Records provided =
-----
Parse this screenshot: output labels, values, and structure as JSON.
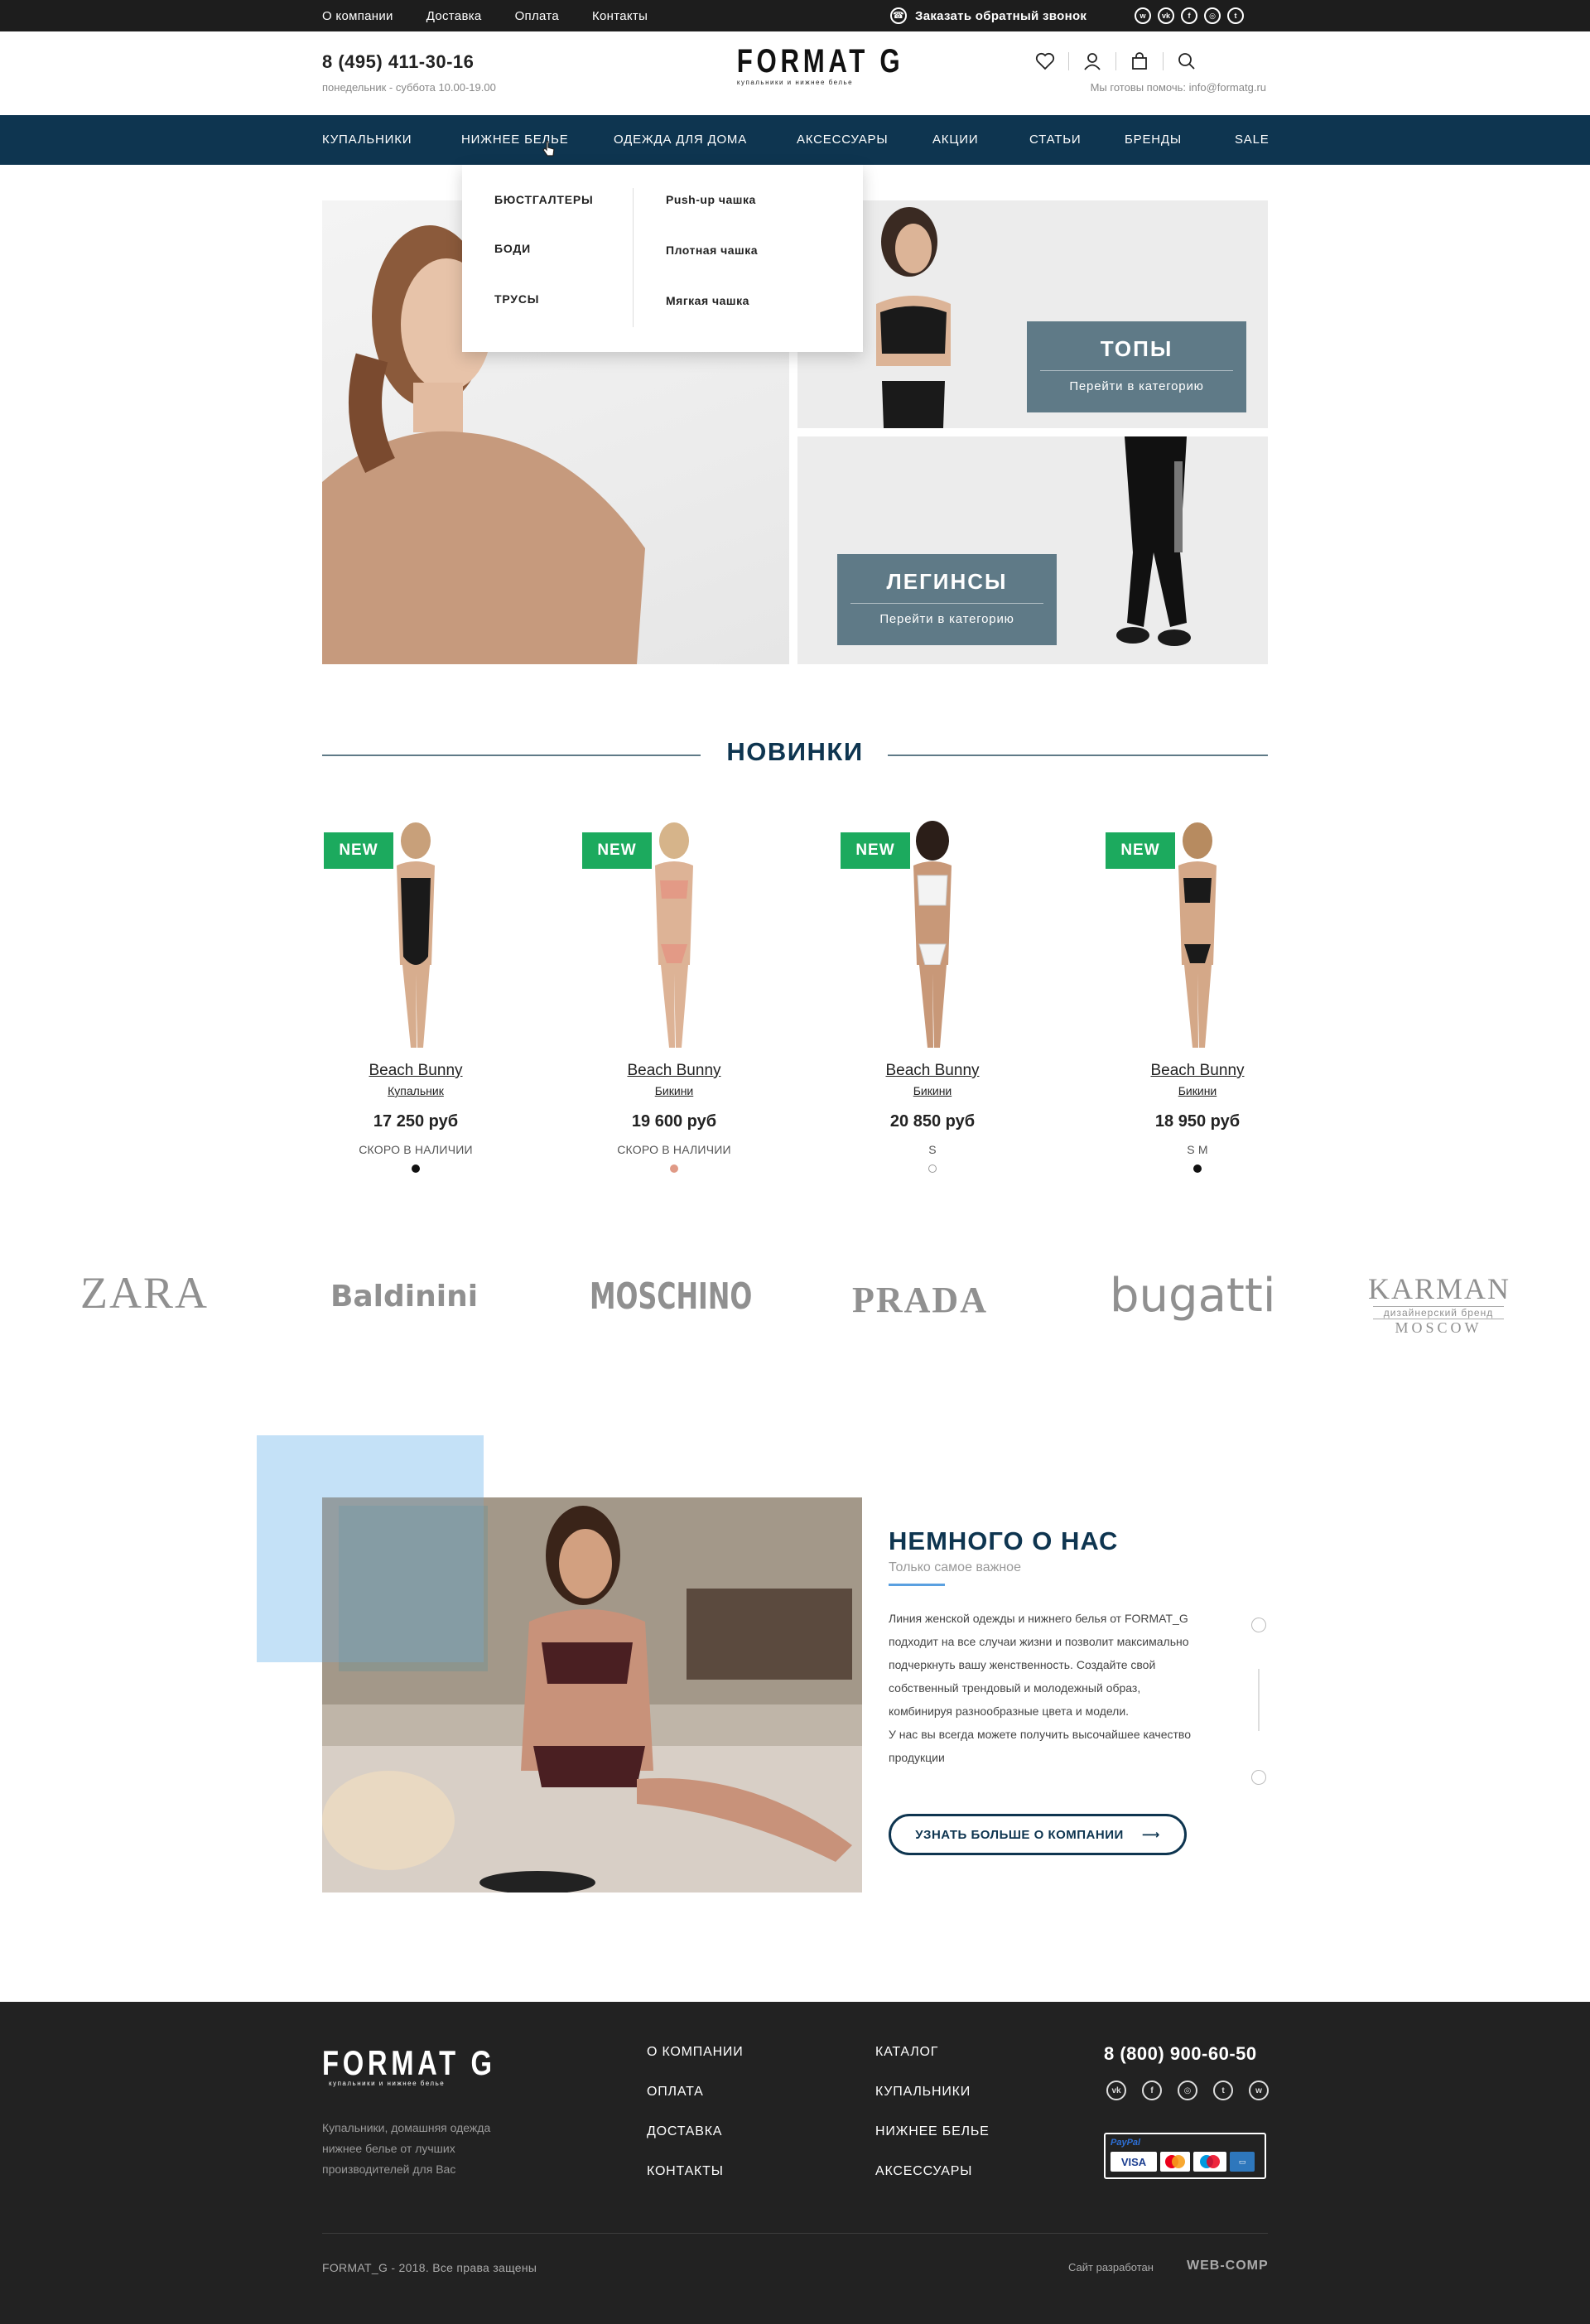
{
  "topbar": {
    "links": [
      "О компании",
      "Доставка",
      "Оплата",
      "Контакты"
    ],
    "callback": "Заказать обратный звонок",
    "socials": [
      "whatsapp-icon",
      "vk-icon",
      "facebook-icon",
      "instagram-icon",
      "twitter-icon"
    ]
  },
  "header": {
    "phone": "8 (495) 411-30-16",
    "hours": "понедельник - суббота 10.00-19.00",
    "logo_title": "FORMAT G",
    "logo_subtitle": "купальники и нижнее белье",
    "help": "Мы готовы помочь: info@formatg.ru",
    "icons": [
      "heart-icon",
      "user-icon",
      "bag-icon",
      "search-icon"
    ]
  },
  "nav": {
    "items": [
      "КУПАЛЬНИКИ",
      "НИЖНЕЕ БЕЛЬЕ",
      "ОДЕЖДА ДЛЯ ДОМА",
      "АКСЕССУАРЫ",
      "АКЦИИ",
      "СТАТЬИ",
      "БРЕНДЫ",
      "SALE"
    ]
  },
  "dropdown": {
    "categories": [
      "БЮСТГАЛТЕРЫ",
      "БОДИ",
      "ТРУСЫ"
    ],
    "subcategories": [
      "Push-up чашка",
      "Плотная чашка",
      "Мягкая чашка"
    ]
  },
  "banners": {
    "tops": {
      "title": "ТОПЫ",
      "link": "Перейти в категорию"
    },
    "leggings": {
      "title": "ЛЕГИНСЫ",
      "link": "Перейти в категорию"
    }
  },
  "new_section": {
    "title": "НОВИНКИ",
    "products": [
      {
        "badge": "NEW",
        "brand": "Beach Bunny",
        "type": "Купальник",
        "price": "17 250 руб",
        "status": "СКОРО В НАЛИЧИИ",
        "color": "#111111"
      },
      {
        "badge": "NEW",
        "brand": "Beach Bunny",
        "type": "Бикини",
        "price": "19 600 руб",
        "status": "СКОРО В НАЛИЧИИ",
        "color": "#e09a86"
      },
      {
        "badge": "NEW",
        "brand": "Beach Bunny",
        "type": "Бикини",
        "price": "20 850 руб",
        "status": "S",
        "color": "#ffffff"
      },
      {
        "badge": "NEW",
        "brand": "Beach Bunny",
        "type": "Бикини",
        "price": "18 950 руб",
        "status": "S   M",
        "color": "#111111"
      }
    ]
  },
  "brands": [
    "ZARA",
    "Baldinini",
    "MOSCHINO",
    "PRADA",
    "bugatti",
    "KARMAN",
    "дизайнерский бренд",
    "MOSCOW"
  ],
  "about": {
    "title": "НЕМНОГО О НАС",
    "subtitle": "Только самое важное",
    "text": "Линия женской одежды и нижнего белья от FORMAT_G подходит на все случаи жизни и позволит максимально подчеркнуть вашу женственность. Создайте свой собственный трендовый и молодежный образ, комбинируя разнообразные цвета и модели.",
    "text2": "У нас вы всегда можете получить высочайшее качество продукции",
    "button": "УЗНАТЬ БОЛЬШЕ О КОМПАНИИ"
  },
  "footer": {
    "logo_title": "FORMAT G",
    "logo_subtitle": "купальники и нижнее белье",
    "description": "Купальники, домашняя одежда нижнее белье от лучших производителей для Вас",
    "col1": [
      "О КОМПАНИИ",
      "ОПЛАТА",
      "ДОСТАВКА",
      "КОНТАКТЫ"
    ],
    "col2": [
      "КАТАЛОГ",
      "КУПАЛЬНИКИ",
      "НИЖНЕЕ БЕЛЬЕ",
      "АКСЕССУАРЫ"
    ],
    "phone": "8 (800) 900-60-50",
    "socials": [
      "vk-icon",
      "facebook-icon",
      "instagram-icon",
      "twitter-icon",
      "whatsapp-icon"
    ],
    "payment": {
      "paypal": "PayPal",
      "visa": "VISA"
    },
    "copyright": "FORMAT_G - 2018. Все права защены",
    "developer_label": "Сайт разработан",
    "developer": "WEB-COMP"
  },
  "colors": {
    "nav": "#0e3550",
    "accent": "#5f7a87",
    "badge": "#1caa5e",
    "footer": "#222222",
    "topbar": "#1d1d1d"
  }
}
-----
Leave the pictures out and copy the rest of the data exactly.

Parse this screenshot: output labels, values, and structure as JSON.
{
  "topbar": {
    "links": [
      "О компании",
      "Доставка",
      "Оплата",
      "Контакты"
    ],
    "callback": "Заказать обратный звонок",
    "socials": [
      "whatsapp-icon",
      "vk-icon",
      "facebook-icon",
      "instagram-icon",
      "twitter-icon"
    ]
  },
  "header": {
    "phone": "8 (495) 411-30-16",
    "hours": "понедельник - суббота 10.00-19.00",
    "logo_title": "FORMAT G",
    "logo_subtitle": "купальники и нижнее белье",
    "help": "Мы готовы помочь: info@formatg.ru",
    "icons": [
      "heart-icon",
      "user-icon",
      "bag-icon",
      "search-icon"
    ]
  },
  "nav": {
    "items": [
      "КУПАЛЬНИКИ",
      "НИЖНЕЕ БЕЛЬЕ",
      "ОДЕЖДА ДЛЯ ДОМА",
      "АКСЕССУАРЫ",
      "АКЦИИ",
      "СТАТЬИ",
      "БРЕНДЫ",
      "SALE"
    ]
  },
  "dropdown": {
    "categories": [
      "БЮСТГАЛТЕРЫ",
      "БОДИ",
      "ТРУСЫ"
    ],
    "subcategories": [
      "Push-up чашка",
      "Плотная чашка",
      "Мягкая чашка"
    ]
  },
  "banners": {
    "tops": {
      "title": "ТОПЫ",
      "link": "Перейти в категорию"
    },
    "leggings": {
      "title": "ЛЕГИНСЫ",
      "link": "Перейти в категорию"
    }
  },
  "new_section": {
    "title": "НОВИНКИ",
    "products": [
      {
        "badge": "NEW",
        "brand": "Beach Bunny",
        "type": "Купальник",
        "price": "17 250 руб",
        "status": "СКОРО В НАЛИЧИИ",
        "color": "#111111"
      },
      {
        "badge": "NEW",
        "brand": "Beach Bunny",
        "type": "Бикини",
        "price": "19 600 руб",
        "status": "СКОРО В НАЛИЧИИ",
        "color": "#e09a86"
      },
      {
        "badge": "NEW",
        "brand": "Beach Bunny",
        "type": "Бикини",
        "price": "20 850 руб",
        "status": "S",
        "color": "#ffffff"
      },
      {
        "badge": "NEW",
        "brand": "Beach Bunny",
        "type": "Бикини",
        "price": "18 950 руб",
        "status": "S   M",
        "color": "#111111"
      }
    ]
  },
  "brands": [
    "ZARA",
    "Baldinini",
    "MOSCHINO",
    "PRADA",
    "bugatti",
    "KARMAN",
    "дизайнерский бренд",
    "MOSCOW"
  ],
  "about": {
    "title": "НЕМНОГО О НАС",
    "subtitle": "Только самое важное",
    "text": "Линия женской одежды и нижнего белья от FORMAT_G подходит на все случаи жизни и позволит максимально подчеркнуть вашу женственность. Создайте свой собственный трендовый и молодежный образ, комбинируя разнообразные цвета и модели.",
    "text2": "У нас вы всегда можете получить высочайшее качество продукции",
    "button": "УЗНАТЬ БОЛЬШЕ О КОМПАНИИ"
  },
  "footer": {
    "logo_title": "FORMAT G",
    "logo_subtitle": "купальники и нижнее белье",
    "description": "Купальники, домашняя одежда нижнее белье от лучших производителей для Вас",
    "col1": [
      "О КОМПАНИИ",
      "ОПЛАТА",
      "ДОСТАВКА",
      "КОНТАКТЫ"
    ],
    "col2": [
      "КАТАЛОГ",
      "КУПАЛЬНИКИ",
      "НИЖНЕЕ БЕЛЬЕ",
      "АКСЕССУАРЫ"
    ],
    "phone": "8 (800) 900-60-50",
    "socials": [
      "vk-icon",
      "facebook-icon",
      "instagram-icon",
      "twitter-icon",
      "whatsapp-icon"
    ],
    "payment": {
      "paypal": "PayPal",
      "visa": "VISA"
    },
    "copyright": "FORMAT_G - 2018. Все права защены",
    "developer_label": "Сайт разработан",
    "developer": "WEB-COMP"
  },
  "colors": {
    "nav": "#0e3550",
    "accent": "#5f7a87",
    "badge": "#1caa5e",
    "footer": "#222222",
    "topbar": "#1d1d1d"
  }
}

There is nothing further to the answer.